> [WHAT YOU ARE ASKED TO DO]: Among the entries below, count the lines that contain the word "icon". Respond with the count only.

━━━━━ LISTED ENTRIES ━━━━━

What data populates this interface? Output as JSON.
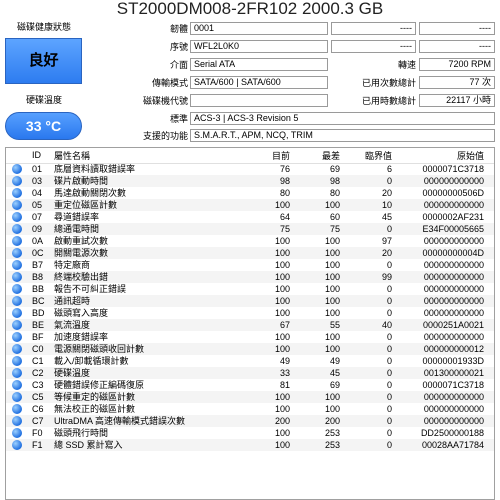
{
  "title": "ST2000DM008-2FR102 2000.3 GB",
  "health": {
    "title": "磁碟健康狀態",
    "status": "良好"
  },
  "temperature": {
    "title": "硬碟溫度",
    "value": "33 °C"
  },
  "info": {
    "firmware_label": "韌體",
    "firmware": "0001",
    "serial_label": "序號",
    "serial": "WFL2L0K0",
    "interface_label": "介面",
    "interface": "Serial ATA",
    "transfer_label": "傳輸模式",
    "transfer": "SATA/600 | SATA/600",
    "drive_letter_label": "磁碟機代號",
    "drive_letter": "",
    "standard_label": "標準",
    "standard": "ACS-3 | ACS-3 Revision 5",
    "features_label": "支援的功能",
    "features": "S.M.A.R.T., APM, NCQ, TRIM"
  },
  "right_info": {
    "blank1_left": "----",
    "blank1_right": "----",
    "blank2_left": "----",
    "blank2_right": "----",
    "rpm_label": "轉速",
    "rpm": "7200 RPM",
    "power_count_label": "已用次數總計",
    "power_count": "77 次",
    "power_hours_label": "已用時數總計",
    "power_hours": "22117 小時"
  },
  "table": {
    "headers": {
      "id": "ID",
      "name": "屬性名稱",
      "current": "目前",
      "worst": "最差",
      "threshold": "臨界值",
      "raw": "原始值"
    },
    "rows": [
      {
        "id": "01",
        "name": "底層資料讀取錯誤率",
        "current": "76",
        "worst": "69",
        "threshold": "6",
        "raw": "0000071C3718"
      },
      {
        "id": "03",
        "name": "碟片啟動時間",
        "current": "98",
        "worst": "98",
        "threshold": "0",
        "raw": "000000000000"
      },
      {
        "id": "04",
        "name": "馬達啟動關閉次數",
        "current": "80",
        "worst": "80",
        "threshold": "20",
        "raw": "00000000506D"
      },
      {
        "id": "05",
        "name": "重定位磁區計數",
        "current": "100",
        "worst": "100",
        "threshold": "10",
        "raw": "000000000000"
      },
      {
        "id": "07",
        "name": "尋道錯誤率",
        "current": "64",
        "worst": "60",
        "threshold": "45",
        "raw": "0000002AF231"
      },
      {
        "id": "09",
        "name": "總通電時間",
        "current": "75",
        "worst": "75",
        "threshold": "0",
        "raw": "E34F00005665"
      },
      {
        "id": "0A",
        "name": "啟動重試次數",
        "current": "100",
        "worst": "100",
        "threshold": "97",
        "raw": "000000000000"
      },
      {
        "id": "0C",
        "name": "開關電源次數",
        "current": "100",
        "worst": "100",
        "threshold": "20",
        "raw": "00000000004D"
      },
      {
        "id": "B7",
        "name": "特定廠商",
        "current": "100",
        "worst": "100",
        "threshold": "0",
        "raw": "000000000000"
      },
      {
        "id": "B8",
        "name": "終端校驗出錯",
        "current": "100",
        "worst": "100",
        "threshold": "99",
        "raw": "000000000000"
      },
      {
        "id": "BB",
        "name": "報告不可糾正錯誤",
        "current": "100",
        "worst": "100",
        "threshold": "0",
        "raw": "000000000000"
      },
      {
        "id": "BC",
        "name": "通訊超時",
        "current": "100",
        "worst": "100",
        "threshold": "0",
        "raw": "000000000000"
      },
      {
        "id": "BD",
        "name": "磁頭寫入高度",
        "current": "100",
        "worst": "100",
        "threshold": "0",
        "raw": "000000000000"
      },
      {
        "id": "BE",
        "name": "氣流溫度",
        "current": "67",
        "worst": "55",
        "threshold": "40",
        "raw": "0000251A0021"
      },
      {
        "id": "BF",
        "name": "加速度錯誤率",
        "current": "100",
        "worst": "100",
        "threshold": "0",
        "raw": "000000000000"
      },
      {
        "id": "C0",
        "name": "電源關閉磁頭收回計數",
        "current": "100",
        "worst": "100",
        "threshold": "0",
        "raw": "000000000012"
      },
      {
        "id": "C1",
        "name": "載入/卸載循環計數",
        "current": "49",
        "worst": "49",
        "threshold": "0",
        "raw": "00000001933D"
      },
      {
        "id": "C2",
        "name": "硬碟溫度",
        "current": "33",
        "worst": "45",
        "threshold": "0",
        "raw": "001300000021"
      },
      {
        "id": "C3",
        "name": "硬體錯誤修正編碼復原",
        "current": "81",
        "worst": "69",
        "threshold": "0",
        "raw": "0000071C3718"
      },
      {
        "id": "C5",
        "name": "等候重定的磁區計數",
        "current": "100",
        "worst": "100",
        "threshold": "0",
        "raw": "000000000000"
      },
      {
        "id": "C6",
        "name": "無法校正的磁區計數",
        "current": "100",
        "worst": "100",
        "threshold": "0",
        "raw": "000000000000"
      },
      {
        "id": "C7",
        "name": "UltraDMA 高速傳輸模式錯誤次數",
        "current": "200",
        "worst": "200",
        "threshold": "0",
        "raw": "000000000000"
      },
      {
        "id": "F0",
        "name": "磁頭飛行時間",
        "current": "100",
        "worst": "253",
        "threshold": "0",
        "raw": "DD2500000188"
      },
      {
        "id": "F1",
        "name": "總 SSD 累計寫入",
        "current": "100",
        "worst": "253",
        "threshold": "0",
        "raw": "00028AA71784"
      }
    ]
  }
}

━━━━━
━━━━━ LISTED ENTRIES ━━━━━

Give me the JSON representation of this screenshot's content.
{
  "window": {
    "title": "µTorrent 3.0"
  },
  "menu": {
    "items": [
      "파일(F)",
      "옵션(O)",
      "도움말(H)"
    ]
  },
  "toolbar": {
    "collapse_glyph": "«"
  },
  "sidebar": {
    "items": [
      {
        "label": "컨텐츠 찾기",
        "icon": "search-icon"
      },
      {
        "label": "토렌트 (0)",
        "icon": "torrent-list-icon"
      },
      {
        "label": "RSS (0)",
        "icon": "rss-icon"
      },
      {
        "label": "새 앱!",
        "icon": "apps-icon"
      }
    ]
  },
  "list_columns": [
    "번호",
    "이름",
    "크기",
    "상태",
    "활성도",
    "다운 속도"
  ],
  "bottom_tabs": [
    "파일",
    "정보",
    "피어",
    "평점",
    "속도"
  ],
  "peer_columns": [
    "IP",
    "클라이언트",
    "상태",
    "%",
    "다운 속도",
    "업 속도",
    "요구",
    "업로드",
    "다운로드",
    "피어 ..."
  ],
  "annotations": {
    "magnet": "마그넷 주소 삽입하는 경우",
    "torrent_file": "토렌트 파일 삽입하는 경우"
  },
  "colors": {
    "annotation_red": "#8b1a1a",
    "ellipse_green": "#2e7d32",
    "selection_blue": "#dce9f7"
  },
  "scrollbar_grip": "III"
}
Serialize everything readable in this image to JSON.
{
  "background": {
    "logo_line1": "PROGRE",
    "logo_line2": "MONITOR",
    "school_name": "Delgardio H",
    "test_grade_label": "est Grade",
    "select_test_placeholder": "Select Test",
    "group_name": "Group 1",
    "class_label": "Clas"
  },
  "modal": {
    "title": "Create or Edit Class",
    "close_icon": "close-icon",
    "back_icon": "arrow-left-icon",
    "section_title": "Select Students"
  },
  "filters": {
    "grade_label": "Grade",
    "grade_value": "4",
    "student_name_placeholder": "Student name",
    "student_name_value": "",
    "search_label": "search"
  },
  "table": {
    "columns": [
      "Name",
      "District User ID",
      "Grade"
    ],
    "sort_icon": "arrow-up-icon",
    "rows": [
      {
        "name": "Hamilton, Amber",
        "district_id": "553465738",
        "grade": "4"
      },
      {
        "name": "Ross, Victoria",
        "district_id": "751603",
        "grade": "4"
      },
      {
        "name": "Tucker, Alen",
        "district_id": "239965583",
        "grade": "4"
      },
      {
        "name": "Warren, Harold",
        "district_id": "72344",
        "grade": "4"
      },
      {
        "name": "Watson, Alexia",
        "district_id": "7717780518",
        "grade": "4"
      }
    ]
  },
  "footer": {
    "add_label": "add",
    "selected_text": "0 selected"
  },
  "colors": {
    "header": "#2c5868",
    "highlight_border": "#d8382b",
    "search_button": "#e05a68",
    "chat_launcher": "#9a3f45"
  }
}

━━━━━

> [TASK ANSWER]: 7